If I'd given up after a rejection or two (or 10 LOL), I wouldn't be where I am today. And you know what? I very good friend of mine who has published 8 novels STILL gets rejections. It's all a matter of timing and preference on the editor's part.
Like I learned from Mary Rosenblum: "Rejections are like badges of honor to show our dedication and determination. Wear them with pride as incentive to keep going."
Your post is timely. I was just talking with someone about the difference between a working writer and a writer and I said it was the ability to persevere through rejection and harsh critiques. It doesn't mean they're easy to take but having the umph to continue working despite them is what makes all the difference!ReplyDelete

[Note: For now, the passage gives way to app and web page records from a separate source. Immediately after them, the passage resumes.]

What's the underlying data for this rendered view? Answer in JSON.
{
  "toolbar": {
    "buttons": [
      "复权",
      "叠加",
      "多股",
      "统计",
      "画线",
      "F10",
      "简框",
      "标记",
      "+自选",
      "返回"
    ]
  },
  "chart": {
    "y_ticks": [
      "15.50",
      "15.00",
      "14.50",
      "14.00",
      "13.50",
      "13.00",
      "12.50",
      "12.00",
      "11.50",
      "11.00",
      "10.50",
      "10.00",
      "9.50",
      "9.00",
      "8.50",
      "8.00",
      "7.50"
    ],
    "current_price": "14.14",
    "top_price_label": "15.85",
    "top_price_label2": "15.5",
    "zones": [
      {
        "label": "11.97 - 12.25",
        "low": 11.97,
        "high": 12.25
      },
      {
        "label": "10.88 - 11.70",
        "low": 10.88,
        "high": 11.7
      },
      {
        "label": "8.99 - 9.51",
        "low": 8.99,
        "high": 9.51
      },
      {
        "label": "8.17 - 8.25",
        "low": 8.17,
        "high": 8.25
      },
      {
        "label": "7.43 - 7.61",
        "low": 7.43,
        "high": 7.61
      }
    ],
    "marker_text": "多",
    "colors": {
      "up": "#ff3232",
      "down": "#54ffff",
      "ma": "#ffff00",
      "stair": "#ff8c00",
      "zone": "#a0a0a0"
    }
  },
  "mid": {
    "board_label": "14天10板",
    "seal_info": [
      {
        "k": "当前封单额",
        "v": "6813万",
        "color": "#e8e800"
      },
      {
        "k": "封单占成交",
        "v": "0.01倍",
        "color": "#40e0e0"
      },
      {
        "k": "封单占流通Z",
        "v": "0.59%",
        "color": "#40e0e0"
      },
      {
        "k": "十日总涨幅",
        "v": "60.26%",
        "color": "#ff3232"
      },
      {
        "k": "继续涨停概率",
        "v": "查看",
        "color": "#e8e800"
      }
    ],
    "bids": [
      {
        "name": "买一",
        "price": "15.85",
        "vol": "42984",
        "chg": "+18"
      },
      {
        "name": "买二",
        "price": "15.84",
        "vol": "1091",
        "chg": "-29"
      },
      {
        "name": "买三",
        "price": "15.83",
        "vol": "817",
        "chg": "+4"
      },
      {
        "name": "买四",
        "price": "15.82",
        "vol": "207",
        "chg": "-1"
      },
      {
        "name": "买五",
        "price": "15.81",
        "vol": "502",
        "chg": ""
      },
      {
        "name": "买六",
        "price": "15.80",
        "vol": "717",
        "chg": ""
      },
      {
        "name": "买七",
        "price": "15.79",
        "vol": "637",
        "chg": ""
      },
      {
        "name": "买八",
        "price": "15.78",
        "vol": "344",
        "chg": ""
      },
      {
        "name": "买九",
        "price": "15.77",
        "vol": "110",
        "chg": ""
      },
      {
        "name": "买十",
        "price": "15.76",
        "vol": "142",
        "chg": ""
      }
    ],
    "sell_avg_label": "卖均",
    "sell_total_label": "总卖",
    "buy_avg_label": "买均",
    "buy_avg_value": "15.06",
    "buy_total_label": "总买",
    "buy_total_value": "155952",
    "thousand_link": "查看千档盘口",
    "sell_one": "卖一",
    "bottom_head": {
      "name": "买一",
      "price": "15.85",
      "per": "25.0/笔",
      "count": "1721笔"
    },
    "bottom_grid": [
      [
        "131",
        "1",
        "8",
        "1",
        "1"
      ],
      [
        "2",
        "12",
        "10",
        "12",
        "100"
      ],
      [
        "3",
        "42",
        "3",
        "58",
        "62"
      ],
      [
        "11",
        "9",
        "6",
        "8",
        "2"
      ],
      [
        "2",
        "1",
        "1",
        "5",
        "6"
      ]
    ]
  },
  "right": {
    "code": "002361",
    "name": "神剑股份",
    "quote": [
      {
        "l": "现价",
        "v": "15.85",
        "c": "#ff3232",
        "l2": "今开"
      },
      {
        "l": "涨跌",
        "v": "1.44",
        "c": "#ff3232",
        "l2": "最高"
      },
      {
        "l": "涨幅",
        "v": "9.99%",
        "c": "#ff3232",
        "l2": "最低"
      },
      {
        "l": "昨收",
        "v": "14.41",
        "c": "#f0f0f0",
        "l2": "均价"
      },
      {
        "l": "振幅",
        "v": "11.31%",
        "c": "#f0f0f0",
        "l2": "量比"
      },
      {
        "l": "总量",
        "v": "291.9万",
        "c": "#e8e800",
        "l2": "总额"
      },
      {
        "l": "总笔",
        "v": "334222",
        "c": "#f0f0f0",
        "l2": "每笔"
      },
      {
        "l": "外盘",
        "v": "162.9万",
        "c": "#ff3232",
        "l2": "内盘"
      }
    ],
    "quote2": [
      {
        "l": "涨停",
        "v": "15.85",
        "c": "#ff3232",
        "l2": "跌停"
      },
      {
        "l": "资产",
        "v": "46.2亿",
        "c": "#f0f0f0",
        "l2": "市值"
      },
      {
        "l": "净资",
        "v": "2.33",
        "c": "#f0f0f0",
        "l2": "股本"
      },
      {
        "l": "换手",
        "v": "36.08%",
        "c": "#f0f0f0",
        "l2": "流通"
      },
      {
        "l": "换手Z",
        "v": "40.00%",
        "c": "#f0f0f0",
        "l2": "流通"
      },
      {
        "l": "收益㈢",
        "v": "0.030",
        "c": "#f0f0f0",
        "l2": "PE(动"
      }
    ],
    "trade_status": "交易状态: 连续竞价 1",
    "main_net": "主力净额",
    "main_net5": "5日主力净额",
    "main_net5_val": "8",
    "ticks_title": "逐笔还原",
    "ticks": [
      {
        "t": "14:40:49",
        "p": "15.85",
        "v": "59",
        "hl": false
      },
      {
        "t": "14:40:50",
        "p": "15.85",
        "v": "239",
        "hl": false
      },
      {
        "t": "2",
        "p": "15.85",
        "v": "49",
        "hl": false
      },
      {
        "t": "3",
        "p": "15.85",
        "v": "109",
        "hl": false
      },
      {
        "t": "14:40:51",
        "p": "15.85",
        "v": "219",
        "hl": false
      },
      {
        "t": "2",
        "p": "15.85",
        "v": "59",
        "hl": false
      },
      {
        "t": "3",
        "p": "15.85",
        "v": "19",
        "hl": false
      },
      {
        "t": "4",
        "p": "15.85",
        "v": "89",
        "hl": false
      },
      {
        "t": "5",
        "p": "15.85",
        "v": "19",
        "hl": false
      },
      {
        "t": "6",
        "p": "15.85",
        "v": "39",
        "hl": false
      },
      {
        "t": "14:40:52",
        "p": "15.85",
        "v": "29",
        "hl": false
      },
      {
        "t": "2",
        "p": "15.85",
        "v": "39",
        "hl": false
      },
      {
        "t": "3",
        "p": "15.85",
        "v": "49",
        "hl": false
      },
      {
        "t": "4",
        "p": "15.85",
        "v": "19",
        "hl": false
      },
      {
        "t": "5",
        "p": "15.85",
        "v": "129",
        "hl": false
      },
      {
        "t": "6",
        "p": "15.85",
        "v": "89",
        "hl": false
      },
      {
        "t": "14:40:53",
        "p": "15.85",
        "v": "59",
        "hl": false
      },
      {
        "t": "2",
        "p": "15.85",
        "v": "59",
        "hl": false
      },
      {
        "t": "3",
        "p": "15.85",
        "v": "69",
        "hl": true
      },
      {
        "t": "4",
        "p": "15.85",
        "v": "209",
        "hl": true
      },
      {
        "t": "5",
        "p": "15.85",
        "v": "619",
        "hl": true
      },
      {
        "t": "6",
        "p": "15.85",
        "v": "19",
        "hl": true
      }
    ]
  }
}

I think I used to be pretty thin skinned, but rejection will toughen you up in a jiffy. I agree that working writers have to persevere through a lot. That makes success that much sweeter. With that attitude, you'll definitely make it.ReplyDelete
LOL. Long ago, when I began with WOW!, I joked that I'd take all my rejection letters and cut them into paper wings, hoping to soar high above the rejection (or something like that). I don't remember exactly. But I agree with you, totally. Your blog is a positive reminder, and something everyone can use. ;-) Thanks!ReplyDelete
I have to hop on this wagon myself. Because I have faced a lot of rejection in my writing career. There are so many writers out there trying to break into the children's writing market, it is literally a "dog eat dog" world.ReplyDelete
For the longest time, I had kept my box of rejection letters once in a while reviewing them, wondering exactly where I could have gone wrong. Did I not research the agency enough? Did they not provide enough information on their specific needs? Did they just not bother to read what I sent?
Some of the rejections were standard form letters where someone took a pen and simply checked off a box with the answer they wanted to give me. These made me feel so low, it wasn't even funny. To be ranked so low that I was only worth a check mark.
Finally, I got off my butt, and told myself I couldn't dwell on those rejections, that I had to keep trying.
I have to admit, I am still hesitant when it comes to rejection, I am still trying to get work published and will continue to do so, however, I am a lot more selective when it comes to where I send my work.
I never saw myself as a "freelance writer" I always saw myself as just a writer. Someone who loved to sit with pen and paper in hand writing down the latest story idea then letting the story just flow. But, now, there is so much more to it.
Thank you for your insight and helping us all to realize that we will overcome our fears, and we too will some day be accepted for our writing and our abilities in being the bested damned writers we all are and know we can be. :)
Never give up, and know that I too am right there with you and will continue my battle to become a published children's writer. I dream of walking into a library or bookstore and seeing a child sitting on the floor enjoying a story that I have written. (A child other than my own) That would be the best payment ever.